Objectives: To assess the overall quality of life of long-stay nursing home residents with preserved cognition, to examine whether the Centers for Medicare and Medicaid Service's Nursing Home Compare 5-star quality rating system reflects the overall quality of life of such residents, and to examine whether residents' demographics and clinical characteristics affect their quality of life. Design/measurements: Quality of life was measured using the Participant Outcomes and Status Measures-Nursing Facility survey, which has 10 sections and 63 items. Total scores range from 20 (lowest possible quality of life) to 100 (highest). Setting/participants: Long-stay nursing home residents with preserved cognition (n = 316) were interviewed. Results: The average quality- of-life score was 71.4 (SD: 7.6; range: 45.1-93.0). Multilevel regression models revealed that quality of life was associated with physical impairment (parameter estimate = -0.728; P = 04) and depression (parameter estimate = -3.015; P =01) but not Nursing Home Compare's overall star rating (parameter estimate = 0.683; P =12) and not pain (parameter estimate = -0.705; P =47). Conclusion: The 5-star quality rating system did not reflect the quality of life of long-stay nursing home residents with preserved cognition. Notably, pain was not associated with quality of life, but physical impairment and depression were.

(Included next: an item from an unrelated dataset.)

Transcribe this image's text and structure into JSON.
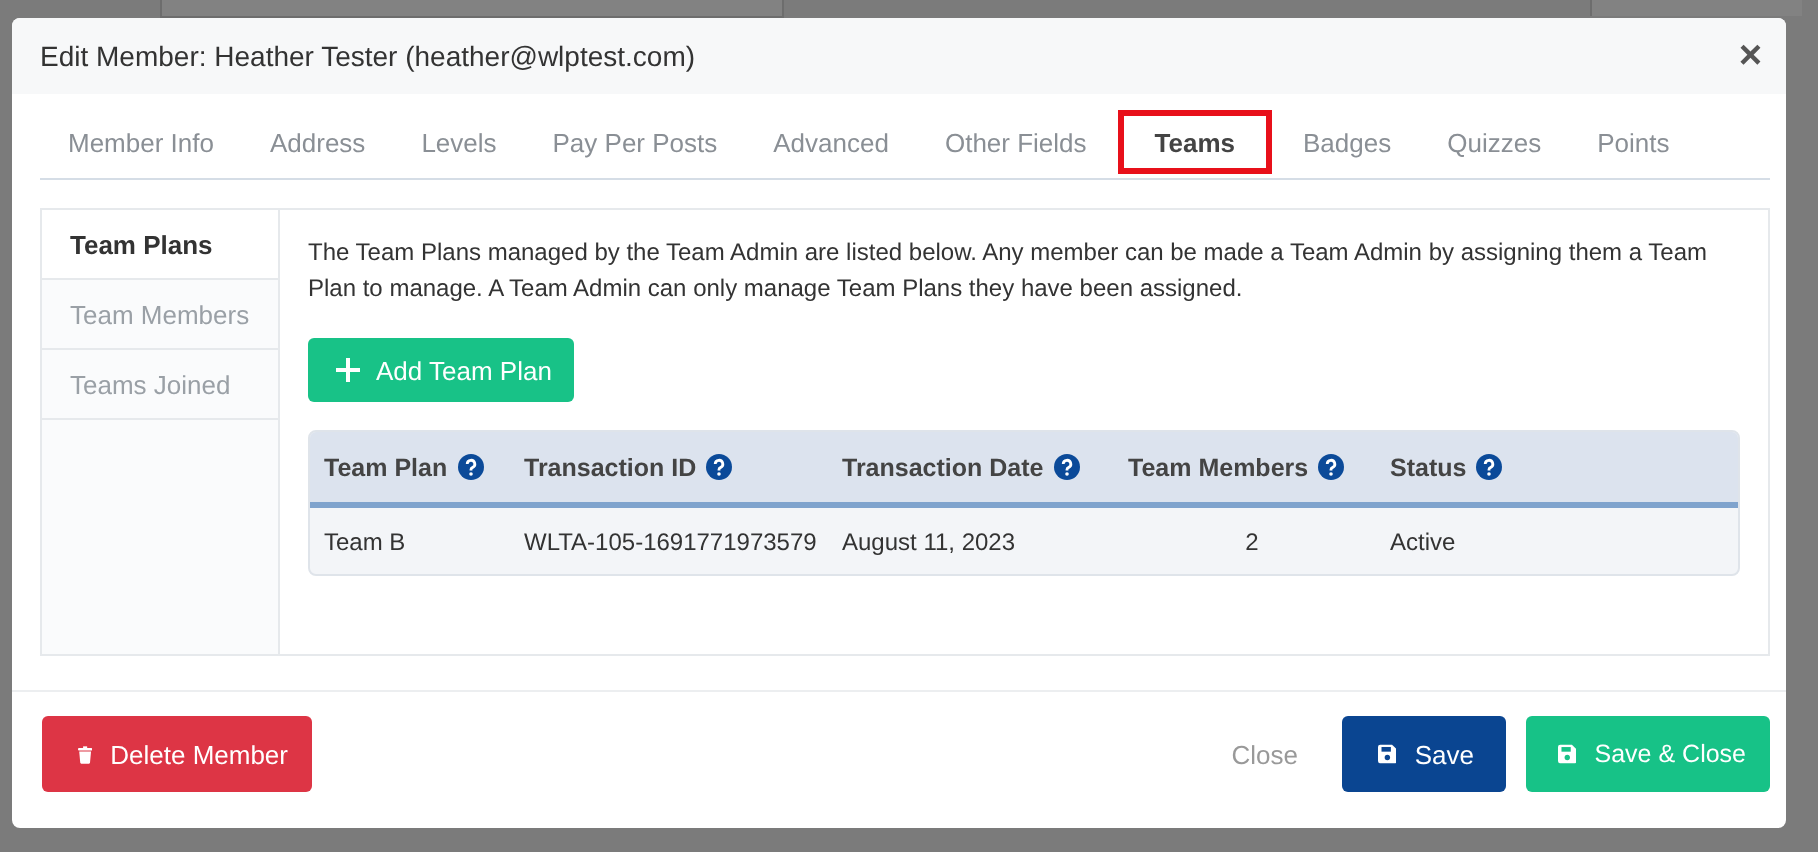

|Number of pages||6|
|Journal||Journal of the American Medical Directors Association|
|Publication status||Published - 2014 Mar|
All Science Journal Classification (ASJC) codes
- Health Policy
- Geriatrics and Gerontology